This solution creates a shield between a web application and the Internet, blocking a variety of malicious attacks such as cross-site scripting or SQL injection, among others. With the majority of employees working remotely, web application firewalls are indispensable. Home firewalls aren’t configured with the right security settings, allowing employees to visit poorly-secured websites and inviting hackers to access confidential data. Workers may also store personal data such as credit card numbers, passwords, or financial records in their remote devices, putting this information at risk of being stolen. The implementation of a WAF adds an extra layer of protection, making a company and its workers a more challenging target and acting as a deterrence to hackers.
Virtual Private Network (VPN)
A VPN is a basic security requirement for businesses during this new remote work era. A VPN works like a virtual ethernet cable. It creates a tunnel that connects the employee’s device directly to the company’s internal network. By activating the VPN, the employee can access the data which is protected by encryption and security protocols, blocking any attacker trying to access the information being transferred. The use of a VPN is the perfect solution to securely connect workers to a remote office.
Another IT solution that is currently being embraced by companies is private cloud. This solution offers businesses full control of every aspect of the infrastructure as it is run on dedicated hardware, providing the ultimate security. Migrating the infrastructure to the cloud means that cloud providers will keep sensitive information protected, guaranteeing safe storage and access to data. Employees can access the server securely, at any time, from anywhere. In addition, private cloud allows for unlimited scalability enabling the cloud server to grow at the same pace as the business and its remote working demands.
Backup as a Service (BaaS)

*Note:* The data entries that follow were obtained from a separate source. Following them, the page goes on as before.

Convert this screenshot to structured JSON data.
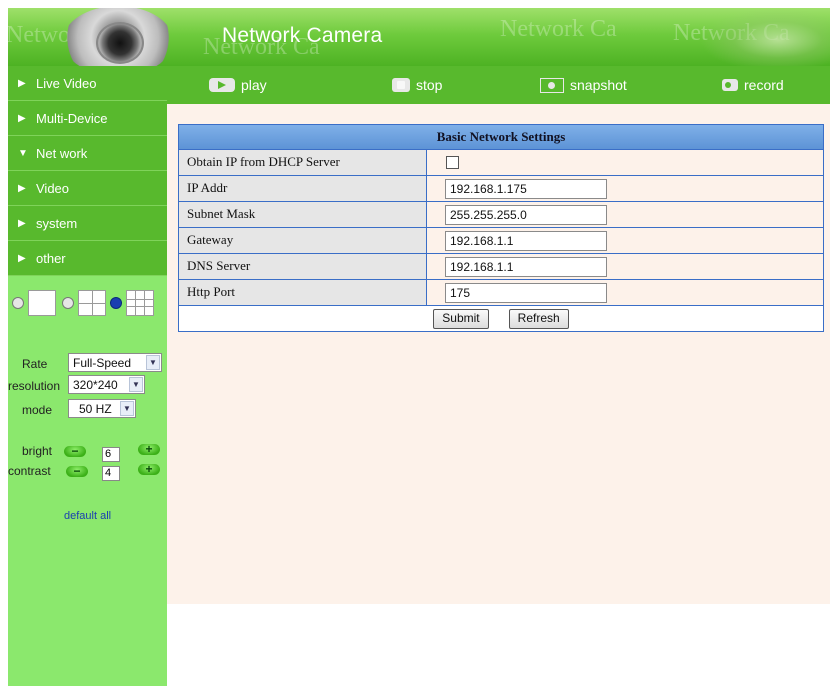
{
  "header": {
    "title": "Network Camera",
    "watermark": [
      "Network Ca",
      "Network Ca",
      "Network Ca",
      "Network Ca"
    ]
  },
  "toolbar": {
    "play": "play",
    "stop": "stop",
    "snapshot": "snapshot",
    "record": "record"
  },
  "sidebar": {
    "items": [
      {
        "label": "Live Video",
        "arrow": "▶"
      },
      {
        "label": "Multi-Device",
        "arrow": "▶"
      },
      {
        "label": "Net work",
        "arrow": "▼"
      },
      {
        "label": "Video",
        "arrow": "▶"
      },
      {
        "label": "system",
        "arrow": "▶"
      },
      {
        "label": "other",
        "arrow": "▶"
      }
    ],
    "view_layout_selected": "9-grid"
  },
  "controls": {
    "rate_label": "Rate",
    "rate_value": "Full-Speed",
    "resolution_label": "resolution",
    "resolution_value": "320*240",
    "mode_label": "mode",
    "mode_value": "50 HZ",
    "bright_label": "bright",
    "bright_value": "6",
    "contrast_label": "contrast",
    "contrast_value": "4",
    "default_all": "default all",
    "minus": "−",
    "plus": "+"
  },
  "network_settings": {
    "title": "Basic Network Settings",
    "dhcp_label": "Obtain IP from DHCP Server",
    "dhcp_checked": false,
    "ip_label": "IP Addr",
    "ip_value": "192.168.1.175",
    "mask_label": "Subnet Mask",
    "mask_value": "255.255.255.0",
    "gateway_label": "Gateway",
    "gateway_value": "192.168.1.1",
    "dns_label": "DNS Server",
    "dns_value": "192.168.1.1",
    "port_label": "Http Port",
    "port_value": "175",
    "submit": "Submit",
    "refresh": "Refresh"
  },
  "colors": {
    "nav_green": "#58b92d",
    "sidebar_green": "#8be86d",
    "header_blue": "#5d93d6",
    "content_bg": "#fdf2ea"
  }
}
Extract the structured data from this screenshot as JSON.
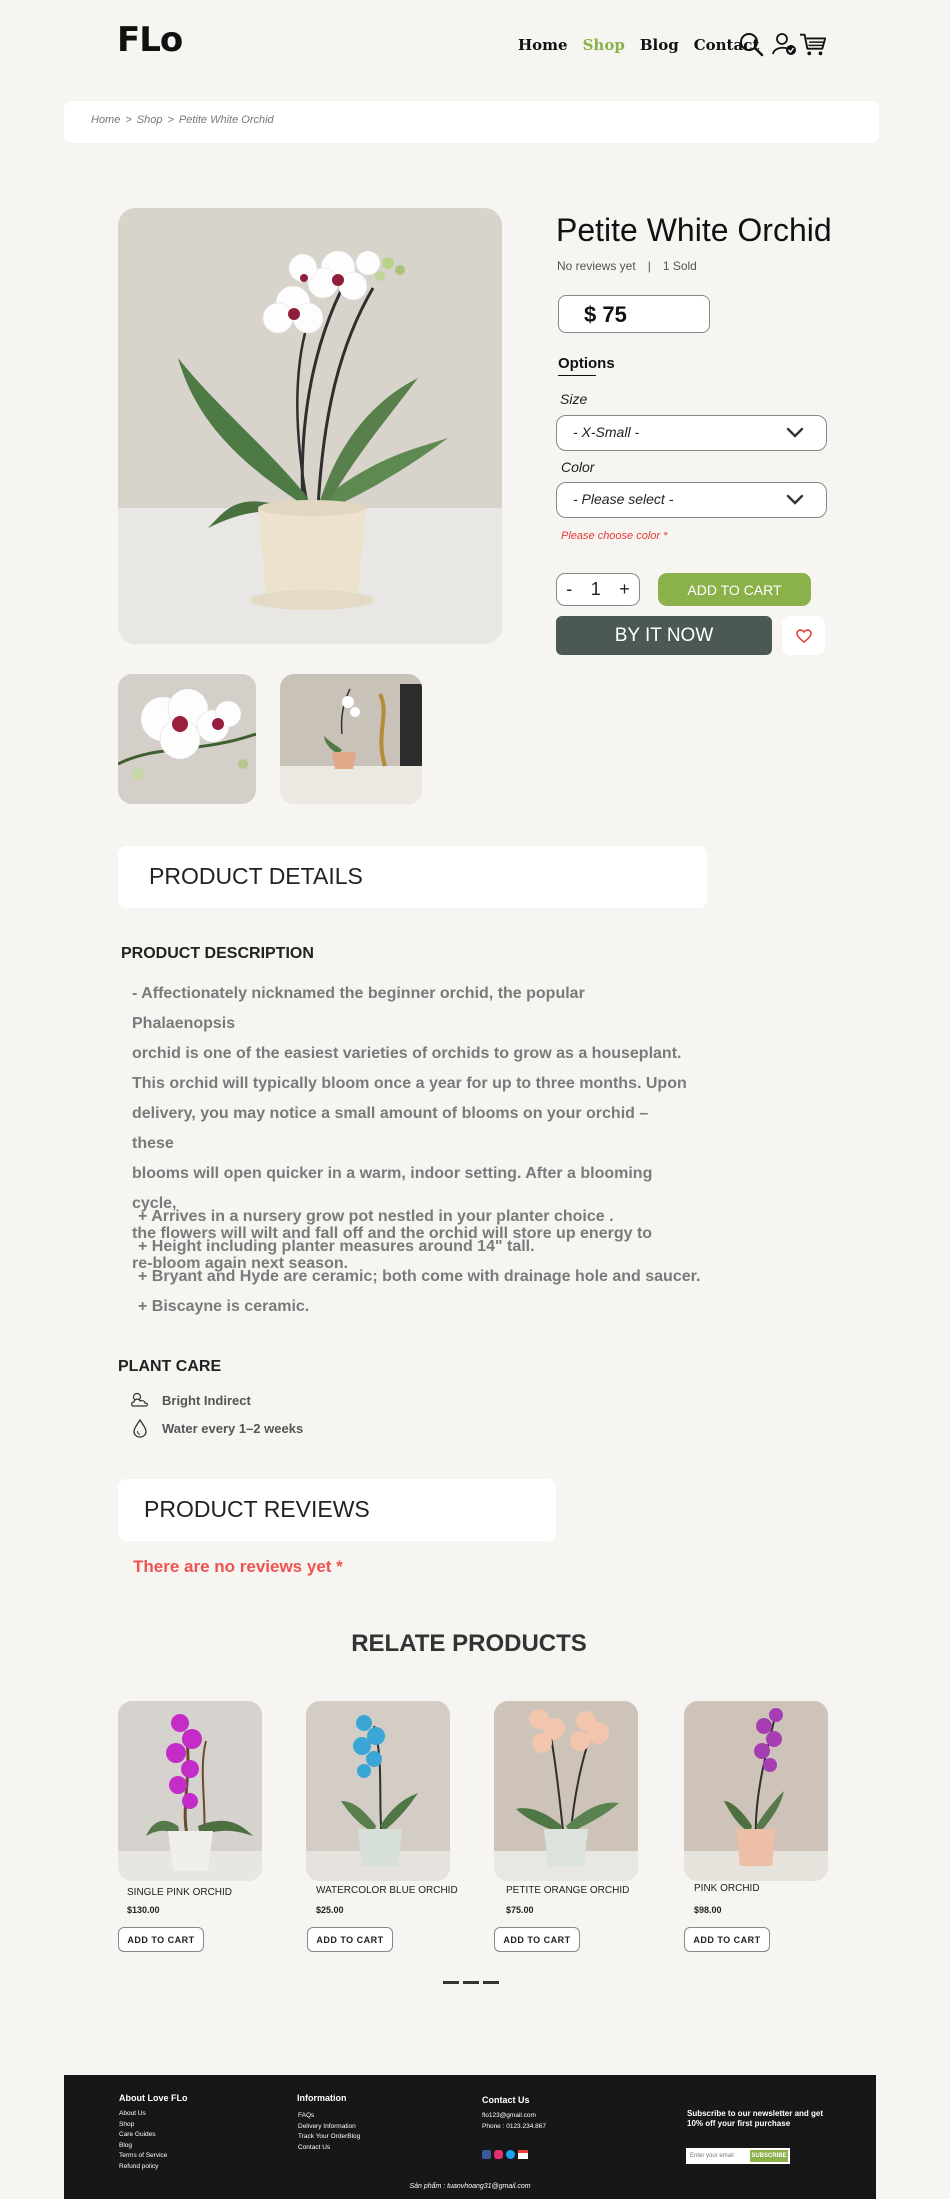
{
  "header": {
    "logo": "FLo",
    "nav": [
      "Home",
      "Shop",
      "Blog",
      "Contact"
    ],
    "active_nav": "Shop",
    "icons": [
      "search-icon",
      "user-icon",
      "cart-icon"
    ]
  },
  "breadcrumb": {
    "items": [
      "Home",
      "Shop",
      "Petite White Orchid"
    ],
    "separator": ">"
  },
  "product": {
    "title": "Petite White Orchid",
    "reviews": "No reviews yet",
    "divider": "|",
    "sold": "1 Sold",
    "price": "$ 75",
    "options_title": "Options",
    "size_label": "Size",
    "size_value": "- X-Small -",
    "color_label": "Color",
    "color_value": "- Please select -",
    "color_error": "Please choose color *",
    "qty_minus": "-",
    "qty_value": "1",
    "qty_plus": "+",
    "add_to_cart": "ADD TO CART",
    "buy_now": "BY IT NOW"
  },
  "details": {
    "section_title": "PRODUCT DETAILS",
    "description_title": "PRODUCT DESCRIPTION",
    "description_lines": [
      "- Affectionately nicknamed the beginner orchid, the popular Phalaenopsis",
      "orchid is one of the easiest varieties of orchids to grow as a houseplant.",
      "This orchid will typically bloom once a year for up to three months. Upon",
      "delivery, you may notice a small amount of blooms on your orchid – these",
      "blooms will open quicker in a warm, indoor setting. After a blooming cycle,",
      "the flowers will wilt and fall off and the orchid will store up energy to",
      "re-bloom again next season."
    ],
    "bullets": [
      "+ Arrives in a nursery grow pot nestled in your planter choice .",
      "+ Height including planter measures around 14\" tall.",
      "+ Bryant and Hyde are ceramic; both come with drainage hole and saucer.",
      "+ Biscayne is ceramic."
    ],
    "plant_care_title": "PLANT CARE",
    "care_items": [
      {
        "icon": "sun-cloud-icon",
        "text": "Bright Indirect"
      },
      {
        "icon": "water-drop-icon",
        "text": "Water every 1–2 weeks"
      }
    ]
  },
  "reviews": {
    "section_title": "PRODUCT REVIEWS",
    "empty_text": "There are no reviews yet *"
  },
  "related": {
    "title": "RELATE PRODUCTS",
    "products": [
      {
        "name": "SINGLE PINK ORCHID",
        "price": "$130.00",
        "button": "ADD TO CART"
      },
      {
        "name": "WATERCOLOR BLUE ORCHID",
        "price": "$25.00",
        "button": "ADD TO CART"
      },
      {
        "name": "PETITE ORANGE ORCHID",
        "price": "$75.00",
        "button": "ADD TO CART"
      },
      {
        "name": "PINK ORCHID",
        "price": "$98.00",
        "button": "ADD TO CART"
      }
    ]
  },
  "footer": {
    "about_title": "About Love FLo",
    "about_links": [
      "About Us",
      "Shop",
      "Care Guides",
      "Blog",
      "Terms of Service",
      "Refund policy"
    ],
    "info_title": "Information",
    "info_links": [
      "FAQs",
      "Delivery Information",
      "Track Your OrderBlog",
      "Contact Us"
    ],
    "contact_title": "Contact Us",
    "contact_email": "flo123@gmail.com",
    "contact_phone": "Phone : 0123.234.867",
    "social_icons": [
      "facebook-icon",
      "instagram-icon",
      "twitter-icon",
      "gmail-icon"
    ],
    "newsletter_text": "Subscribe to our newsletter and get 10% off your first purchase",
    "email_placeholder": "Enter your email",
    "subscribe": "SUBSCRIBE",
    "copyright": "Sản phẩm : tuanvhoang31@gmail.com"
  },
  "colors": {
    "accent": "#8ab14a",
    "buy_now": "#4c5854",
    "error": "#e53935",
    "footer": "#171717",
    "background": "#f6f5f2"
  }
}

Companies are exposed to cyberattacks daily, which can result in a total disruption of a company’s functions, putting its continuity at risk. For this reason, having a robust backup is key to keep the workforce safeguarded and operating so businesses can retrieve all their data if a tech disaster strikes. Backup as a Service (BaaS) duplicates files from a primary on-premise, or off-site location, to another off-site secure data center, protecting all sensitive information in case of cyberattacks, data loss, or any other kind of damage. BaaS provides the IT team peace of mind, having the necessary data always available to ensure business continuity.
A similar solution to BaaS is Disaster Recovery which goes beyond a simple backup, as it not only duplicates data, but it also replicates a company’s entire infrastructure. Having a disaster recovery plan should be an essential part of every business strategy, especially for those that require constant uptime and data replication. In a scenario where a company has been hacked and its IT services fail, disaster recovery would be the only way to save the company from a total loss as its infrastructure would be recovered and able to operate as normal within minutes.
Better safe than sorry
In the same way that cybercriminals rapidly adapt their strategies, so should businesses. With the numerous IT challenges faced by the adoption of remote working, a cybersecurity plan is no longer an option but a necessity. While cybercrime continues to rise, it is vital for securing data and employees’ privacy to be at the forefront of a company’s priorities. These attacks are compromising the resilience of businesses and challenging their disaster recovery plans. Consequently, companies must reevaluate and reorganize their IT infrastructure, implementing a strategy that protects the company, while keeping up with the ongoing digital transformation.
About the author
Jon Lucas is the CEO and co-founder of Hyve Managed Hosting, a global tech firm based in England